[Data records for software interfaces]
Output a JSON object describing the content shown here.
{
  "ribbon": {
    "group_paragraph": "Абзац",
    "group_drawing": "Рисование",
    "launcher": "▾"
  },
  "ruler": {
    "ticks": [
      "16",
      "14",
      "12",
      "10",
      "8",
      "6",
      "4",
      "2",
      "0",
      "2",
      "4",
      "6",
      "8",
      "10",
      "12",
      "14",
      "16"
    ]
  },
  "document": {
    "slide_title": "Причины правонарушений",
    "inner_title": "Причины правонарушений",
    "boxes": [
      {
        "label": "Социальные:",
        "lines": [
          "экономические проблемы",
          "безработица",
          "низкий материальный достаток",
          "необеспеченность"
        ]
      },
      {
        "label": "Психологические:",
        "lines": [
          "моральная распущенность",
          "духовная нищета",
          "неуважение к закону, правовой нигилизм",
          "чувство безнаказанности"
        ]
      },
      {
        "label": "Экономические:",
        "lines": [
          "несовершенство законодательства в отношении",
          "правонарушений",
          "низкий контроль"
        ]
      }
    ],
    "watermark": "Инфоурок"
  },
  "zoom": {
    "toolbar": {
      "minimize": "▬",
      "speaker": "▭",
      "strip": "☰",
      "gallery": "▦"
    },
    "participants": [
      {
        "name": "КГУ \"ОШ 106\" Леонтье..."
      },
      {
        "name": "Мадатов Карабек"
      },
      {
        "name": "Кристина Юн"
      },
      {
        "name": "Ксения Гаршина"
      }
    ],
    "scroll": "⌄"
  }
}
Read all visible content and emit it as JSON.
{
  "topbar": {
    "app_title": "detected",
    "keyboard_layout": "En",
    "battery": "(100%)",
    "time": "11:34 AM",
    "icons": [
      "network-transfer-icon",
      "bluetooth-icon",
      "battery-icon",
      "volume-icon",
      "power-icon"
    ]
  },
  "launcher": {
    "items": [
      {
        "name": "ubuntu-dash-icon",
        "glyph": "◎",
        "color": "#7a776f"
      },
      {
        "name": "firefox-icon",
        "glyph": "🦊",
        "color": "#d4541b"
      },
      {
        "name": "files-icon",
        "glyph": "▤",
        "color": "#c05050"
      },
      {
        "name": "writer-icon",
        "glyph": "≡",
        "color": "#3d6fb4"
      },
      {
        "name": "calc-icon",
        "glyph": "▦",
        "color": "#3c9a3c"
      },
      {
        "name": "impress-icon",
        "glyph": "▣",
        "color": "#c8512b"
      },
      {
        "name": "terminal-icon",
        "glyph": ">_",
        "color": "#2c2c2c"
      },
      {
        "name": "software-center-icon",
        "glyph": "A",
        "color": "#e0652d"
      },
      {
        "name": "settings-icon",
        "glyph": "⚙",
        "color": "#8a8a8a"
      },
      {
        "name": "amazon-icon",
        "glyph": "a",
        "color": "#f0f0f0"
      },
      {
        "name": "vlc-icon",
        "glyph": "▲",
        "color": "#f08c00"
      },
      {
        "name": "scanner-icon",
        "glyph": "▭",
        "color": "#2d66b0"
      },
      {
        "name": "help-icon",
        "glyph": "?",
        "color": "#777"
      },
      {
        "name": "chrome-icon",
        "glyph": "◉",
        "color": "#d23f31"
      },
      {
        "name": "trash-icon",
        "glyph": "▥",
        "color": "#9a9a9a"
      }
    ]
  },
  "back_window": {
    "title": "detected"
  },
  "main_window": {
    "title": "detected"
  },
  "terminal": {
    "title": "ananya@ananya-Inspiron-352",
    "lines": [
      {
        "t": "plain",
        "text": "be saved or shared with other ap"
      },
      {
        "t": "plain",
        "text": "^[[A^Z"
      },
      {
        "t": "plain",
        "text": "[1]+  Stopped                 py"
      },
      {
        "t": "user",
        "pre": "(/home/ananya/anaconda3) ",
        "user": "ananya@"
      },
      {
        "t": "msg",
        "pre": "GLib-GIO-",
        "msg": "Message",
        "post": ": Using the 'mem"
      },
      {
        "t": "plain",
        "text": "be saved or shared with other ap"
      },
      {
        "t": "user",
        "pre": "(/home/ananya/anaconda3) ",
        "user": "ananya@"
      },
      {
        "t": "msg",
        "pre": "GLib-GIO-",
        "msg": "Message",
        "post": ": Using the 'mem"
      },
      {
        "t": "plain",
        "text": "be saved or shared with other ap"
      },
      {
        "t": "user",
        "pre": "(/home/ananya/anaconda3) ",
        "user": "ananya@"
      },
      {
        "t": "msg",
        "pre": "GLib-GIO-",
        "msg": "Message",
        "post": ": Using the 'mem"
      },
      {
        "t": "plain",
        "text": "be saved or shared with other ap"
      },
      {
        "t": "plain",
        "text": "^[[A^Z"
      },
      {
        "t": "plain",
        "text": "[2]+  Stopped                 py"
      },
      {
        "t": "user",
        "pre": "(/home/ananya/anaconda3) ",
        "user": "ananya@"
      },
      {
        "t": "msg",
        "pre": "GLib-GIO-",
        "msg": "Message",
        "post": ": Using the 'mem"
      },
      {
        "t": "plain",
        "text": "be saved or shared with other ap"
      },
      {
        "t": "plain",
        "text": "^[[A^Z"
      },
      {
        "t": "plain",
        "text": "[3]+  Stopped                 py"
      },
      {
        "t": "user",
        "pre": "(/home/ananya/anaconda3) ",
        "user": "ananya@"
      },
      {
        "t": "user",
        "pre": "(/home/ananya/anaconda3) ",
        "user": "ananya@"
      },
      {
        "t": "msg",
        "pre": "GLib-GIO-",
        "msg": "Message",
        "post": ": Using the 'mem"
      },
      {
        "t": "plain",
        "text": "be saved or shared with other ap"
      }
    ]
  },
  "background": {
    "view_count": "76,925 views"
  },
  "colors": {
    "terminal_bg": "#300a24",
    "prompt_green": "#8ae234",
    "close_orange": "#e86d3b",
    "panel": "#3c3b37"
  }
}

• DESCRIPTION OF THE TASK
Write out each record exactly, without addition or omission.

• WRITTEN RESPONSE
Output a JSON object describing the content shown here.
{
  "ribbon": {
    "group_paragraph": "Абзац",
    "group_drawing": "Рисование",
    "launcher": "▾"
  },
  "ruler": {
    "ticks": [
      "16",
      "14",
      "12",
      "10",
      "8",
      "6",
      "4",
      "2",
      "0",
      "2",
      "4",
      "6",
      "8",
      "10",
      "12",
      "14",
      "16"
    ]
  },
  "document": {
    "slide_title": "Причины правонарушений",
    "inner_title": "Причины правонарушений",
    "boxes": [
      {
        "label": "Социальные:",
        "lines": [
          "экономические проблемы",
          "безработица",
          "низкий материальный достаток",
          "необеспеченность"
        ]
      },
      {
        "label": "Психологические:",
        "lines": [
          "моральная распущенность",
          "духовная нищета",
          "неуважение к закону, правовой нигилизм",
          "чувство безнаказанности"
        ]
      },
      {
        "label": "Экономические:",
        "lines": [
          "несовершенство законодательства в отношении",
          "правонарушений",
          "низкий контроль"
        ]
      }
    ],
    "watermark": "Инфоурок"
  },
  "zoom": {
    "toolbar": {
      "minimize": "▬",
      "speaker": "▭",
      "strip": "☰",
      "gallery": "▦"
    },
    "participants": [
      {
        "name": "КГУ \"ОШ 106\" Леонтье..."
      },
      {
        "name": "Мадатов Карабек"
      },
      {
        "name": "Кристина Юн"
      },
      {
        "name": "Ксения Гаршина"
      }
    ],
    "scroll": "⌄"
  }
}
Read all visible content and emit it as JSON.
{
  "topbar": {
    "app_title": "detected",
    "keyboard_layout": "En",
    "battery": "(100%)",
    "time": "11:34 AM",
    "icons": [
      "network-transfer-icon",
      "bluetooth-icon",
      "battery-icon",
      "volume-icon",
      "power-icon"
    ]
  },
  "launcher": {
    "items": [
      {
        "name": "ubuntu-dash-icon",
        "glyph": "◎",
        "color": "#7a776f"
      },
      {
        "name": "firefox-icon",
        "glyph": "🦊",
        "color": "#d4541b"
      },
      {
        "name": "files-icon",
        "glyph": "▤",
        "color": "#c05050"
      },
      {
        "name": "writer-icon",
        "glyph": "≡",
        "color": "#3d6fb4"
      },
      {
        "name": "calc-icon",
        "glyph": "▦",
        "color": "#3c9a3c"
      },
      {
        "name": "impress-icon",
        "glyph": "▣",
        "color": "#c8512b"
      },
      {
        "name": "terminal-icon",
        "glyph": ">_",
        "color": "#2c2c2c"
      },
      {
        "name": "software-center-icon",
        "glyph": "A",
        "color": "#e0652d"
      },
      {
        "name": "settings-icon",
        "glyph": "⚙",
        "color": "#8a8a8a"
      },
      {
        "name": "amazon-icon",
        "glyph": "a",
        "color": "#f0f0f0"
      },
      {
        "name": "vlc-icon",
        "glyph": "▲",
        "color": "#f08c00"
      },
      {
        "name": "scanner-icon",
        "glyph": "▭",
        "color": "#2d66b0"
      },
      {
        "name": "help-icon",
        "glyph": "?",
        "color": "#777"
      },
      {
        "name": "chrome-icon",
        "glyph": "◉",
        "color": "#d23f31"
      },
      {
        "name": "trash-icon",
        "glyph": "▥",
        "color": "#9a9a9a"
      }
    ]
  },
  "back_window": {
    "title": "detected"
  },
  "main_window": {
    "title": "detected"
  },
  "terminal": {
    "title": "ananya@ananya-Inspiron-352",
    "lines": [
      {
        "t": "plain",
        "text": "be saved or shared with other ap"
      },
      {
        "t": "plain",
        "text": "^[[A^Z"
      },
      {
        "t": "plain",
        "text": "[1]+  Stopped                 py"
      },
      {
        "t": "user",
        "pre": "(/home/ananya/anaconda3) ",
        "user": "ananya@"
      },
      {
        "t": "msg",
        "pre": "GLib-GIO-",
        "msg": "Message",
        "post": ": Using the 'mem"
      },
      {
        "t": "plain",
        "text": "be saved or shared with other ap"
      },
      {
        "t": "user",
        "pre": "(/home/ananya/anaconda3) ",
        "user": "ananya@"
      },
      {
        "t": "msg",
        "pre": "GLib-GIO-",
        "msg": "Message",
        "post": ": Using the 'mem"
      },
      {
        "t": "plain",
        "text": "be saved or shared with other ap"
      },
      {
        "t": "user",
        "pre": "(/home/ananya/anaconda3) ",
        "user": "ananya@"
      },
      {
        "t": "msg",
        "pre": "GLib-GIO-",
        "msg": "Message",
        "post": ": Using the 'mem"
      },
      {
        "t": "plain",
        "text": "be saved or shared with other ap"
      },
      {
        "t": "plain",
        "text": "^[[A^Z"
      },
      {
        "t": "plain",
        "text": "[2]+  Stopped                 py"
      },
      {
        "t": "user",
        "pre": "(/home/ananya/anaconda3) ",
        "user": "ananya@"
      },
      {
        "t": "msg",
        "pre": "GLib-GIO-",
        "msg": "Message",
        "post": ": Using the 'mem"
      },
      {
        "t": "plain",
        "text": "be saved or shared with other ap"
      },
      {
        "t": "plain",
        "text": "^[[A^Z"
      },
      {
        "t": "plain",
        "text": "[3]+  Stopped                 py"
      },
      {
        "t": "user",
        "pre": "(/home/ananya/anaconda3) ",
        "user": "ananya@"
      },
      {
        "t": "user",
        "pre": "(/home/ananya/anaconda3) ",
        "user": "ananya@"
      },
      {
        "t": "msg",
        "pre": "GLib-GIO-",
        "msg": "Message",
        "post": ": Using the 'mem"
      },
      {
        "t": "plain",
        "text": "be saved or shared with other ap"
      }
    ]
  },
  "background": {
    "view_count": "76,925 views"
  },
  "colors": {
    "terminal_bg": "#300a24",
    "prompt_green": "#8ae234",
    "close_orange": "#e86d3b",
    "panel": "#3c3b37"
  }
}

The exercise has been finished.